#### WHAT TO DO
Word for word, copy out every line of the records, omitting each picture.

#### RECORDS SUPPLIED
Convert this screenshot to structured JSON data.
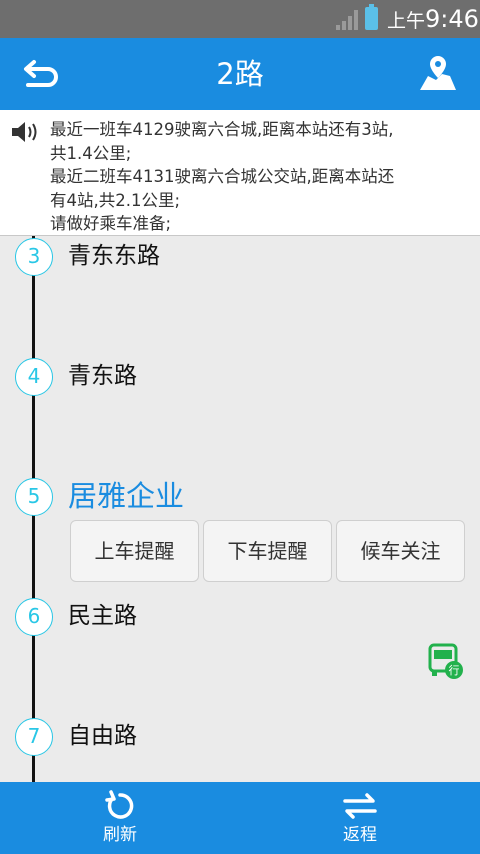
{
  "status_bar": {
    "ampm": "上午",
    "time": "9:46",
    "icons": [
      "signal-icon",
      "battery-icon"
    ]
  },
  "header": {
    "title": "2路",
    "icons": [
      "back-icon",
      "map-icon"
    ]
  },
  "notice": {
    "icon": "speaker-icon",
    "text": "最近一班车4129驶离六合城,距离本站还有3站,\n共1.4公里;\n最近二班车4131驶离六合城公交站,距离本站还\n有4站,共2.1公里;\n请做好乘车准备;"
  },
  "stops": [
    {
      "number": "3",
      "name": "青东东路"
    },
    {
      "number": "4",
      "name": "青东路"
    },
    {
      "number": "5",
      "name": "居雅企业",
      "current": true
    },
    {
      "number": "6",
      "name": "民主路"
    },
    {
      "number": "7",
      "name": "自由路"
    }
  ],
  "stop_actions": {
    "board_alert": "上车提醒",
    "alight_alert": "下车提醒",
    "watch_wait": "候车关注"
  },
  "bus_marker": {
    "label": "行",
    "icon": "bus-icon"
  },
  "bottom_bar": {
    "refresh": "刷新",
    "reverse": "返程",
    "icons": [
      "refresh-icon",
      "swap-icon"
    ]
  },
  "colors": {
    "primary": "#1a8ce0",
    "stop_ring": "#29c7e6",
    "bus_green": "#22b14c",
    "status_bar": "#6e6e6e"
  }
}
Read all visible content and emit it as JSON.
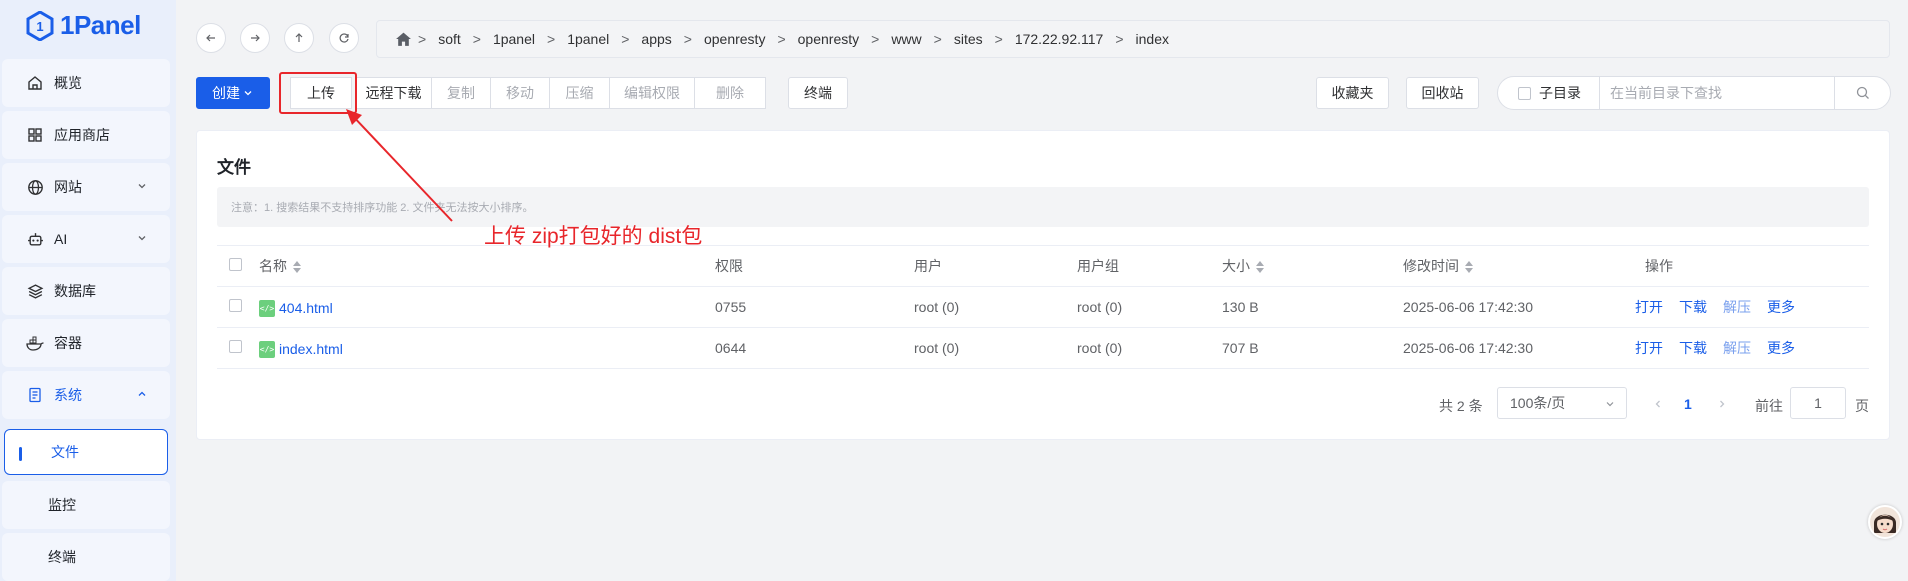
{
  "app": {
    "logo_text": "1Panel"
  },
  "sidebar": {
    "items": [
      {
        "label": "概览"
      },
      {
        "label": "应用商店"
      },
      {
        "label": "网站"
      },
      {
        "label": "AI"
      },
      {
        "label": "数据库"
      },
      {
        "label": "容器"
      },
      {
        "label": "系统"
      },
      {
        "label": "文件"
      },
      {
        "label": "监控"
      },
      {
        "label": "终端"
      }
    ]
  },
  "breadcrumb": [
    "soft",
    "1panel",
    "1panel",
    "apps",
    "openresty",
    "openresty",
    "www",
    "sites",
    "172.22.92.117",
    "index"
  ],
  "toolbar": {
    "create": "创建",
    "upload": "上传",
    "remote_download": "远程下载",
    "copy": "复制",
    "move": "移动",
    "compress": "压缩",
    "edit_permission": "编辑权限",
    "delete": "删除",
    "terminal": "终端",
    "favorites": "收藏夹",
    "recycle_bin": "回收站",
    "subdir": "子目录",
    "search_placeholder": "在当前目录下查找"
  },
  "card": {
    "title": "文件",
    "notice": "注意：1. 搜索结果不支持排序功能 2. 文件夹无法按大小排序。",
    "annotation": "上传 zip打包好的 dist包"
  },
  "table": {
    "headers": {
      "name": "名称",
      "perm": "权限",
      "user": "用户",
      "group": "用户组",
      "size": "大小",
      "mtime": "修改时间",
      "ops": "操作"
    },
    "rows": [
      {
        "name": "404.html",
        "perm": "0755",
        "user": "root (0)",
        "group": "root (0)",
        "size": "130 B",
        "mtime": "2025-06-06 17:42:30"
      },
      {
        "name": "index.html",
        "perm": "0644",
        "user": "root (0)",
        "group": "root (0)",
        "size": "707 B",
        "mtime": "2025-06-06 17:42:30"
      }
    ],
    "ops": {
      "open": "打开",
      "download": "下载",
      "extract": "解压",
      "more": "更多"
    }
  },
  "pagination": {
    "total": "共 2 条",
    "page_size": "100条/页",
    "current_page": "1",
    "goto_label": "前往",
    "goto_value": "1",
    "page_suffix": "页"
  },
  "colors": {
    "accent": "#1a5ee8",
    "annotation": "#e8262b"
  }
}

#### SOLUTION
Convert this screenshot to structured JSON data.
{
  "status_bar": {
    "ampm": "上午",
    "time": "9:46",
    "icons": [
      "signal-icon",
      "battery-icon"
    ]
  },
  "header": {
    "title": "2路",
    "icons": [
      "back-icon",
      "map-icon"
    ]
  },
  "notice": {
    "icon": "speaker-icon",
    "text": "最近一班车4129驶离六合城,距离本站还有3站,\n共1.4公里;\n最近二班车4131驶离六合城公交站,距离本站还\n有4站,共2.1公里;\n请做好乘车准备;"
  },
  "stops": [
    {
      "number": "3",
      "name": "青东东路"
    },
    {
      "number": "4",
      "name": "青东路"
    },
    {
      "number": "5",
      "name": "居雅企业",
      "current": true
    },
    {
      "number": "6",
      "name": "民主路"
    },
    {
      "number": "7",
      "name": "自由路"
    }
  ],
  "stop_actions": {
    "board_alert": "上车提醒",
    "alight_alert": "下车提醒",
    "watch_wait": "候车关注"
  },
  "bus_marker": {
    "label": "行",
    "icon": "bus-icon"
  },
  "bottom_bar": {
    "refresh": "刷新",
    "reverse": "返程",
    "icons": [
      "refresh-icon",
      "swap-icon"
    ]
  },
  "colors": {
    "primary": "#1a8ce0",
    "stop_ring": "#29c7e6",
    "bus_green": "#22b14c",
    "status_bar": "#6e6e6e"
  }
}
Read all visible content and emit it as JSON.
{
  "app": {
    "logo_text": "1Panel"
  },
  "sidebar": {
    "items": [
      {
        "label": "概览"
      },
      {
        "label": "应用商店"
      },
      {
        "label": "网站"
      },
      {
        "label": "AI"
      },
      {
        "label": "数据库"
      },
      {
        "label": "容器"
      },
      {
        "label": "系统"
      },
      {
        "label": "文件"
      },
      {
        "label": "监控"
      },
      {
        "label": "终端"
      }
    ]
  },
  "breadcrumb": [
    "soft",
    "1panel",
    "1panel",
    "apps",
    "openresty",
    "openresty",
    "www",
    "sites",
    "172.22.92.117",
    "index"
  ],
  "toolbar": {
    "create": "创建",
    "upload": "上传",
    "remote_download": "远程下载",
    "copy": "复制",
    "move": "移动",
    "compress": "压缩",
    "edit_permission": "编辑权限",
    "delete": "删除",
    "terminal": "终端",
    "favorites": "收藏夹",
    "recycle_bin": "回收站",
    "subdir": "子目录",
    "search_placeholder": "在当前目录下查找"
  },
  "card": {
    "title": "文件",
    "notice": "注意：1. 搜索结果不支持排序功能 2. 文件夹无法按大小排序。",
    "annotation": "上传 zip打包好的 dist包"
  },
  "table": {
    "headers": {
      "name": "名称",
      "perm": "权限",
      "user": "用户",
      "group": "用户组",
      "size": "大小",
      "mtime": "修改时间",
      "ops": "操作"
    },
    "rows": [
      {
        "name": "404.html",
        "perm": "0755",
        "user": "root (0)",
        "group": "root (0)",
        "size": "130 B",
        "mtime": "2025-06-06 17:42:30"
      },
      {
        "name": "index.html",
        "perm": "0644",
        "user": "root (0)",
        "group": "root (0)",
        "size": "707 B",
        "mtime": "2025-06-06 17:42:30"
      }
    ],
    "ops": {
      "open": "打开",
      "download": "下载",
      "extract": "解压",
      "more": "更多"
    }
  },
  "pagination": {
    "total": "共 2 条",
    "page_size": "100条/页",
    "current_page": "1",
    "goto_label": "前往",
    "goto_value": "1",
    "page_suffix": "页"
  },
  "colors": {
    "accent": "#1a5ee8",
    "annotation": "#e8262b"
  }
}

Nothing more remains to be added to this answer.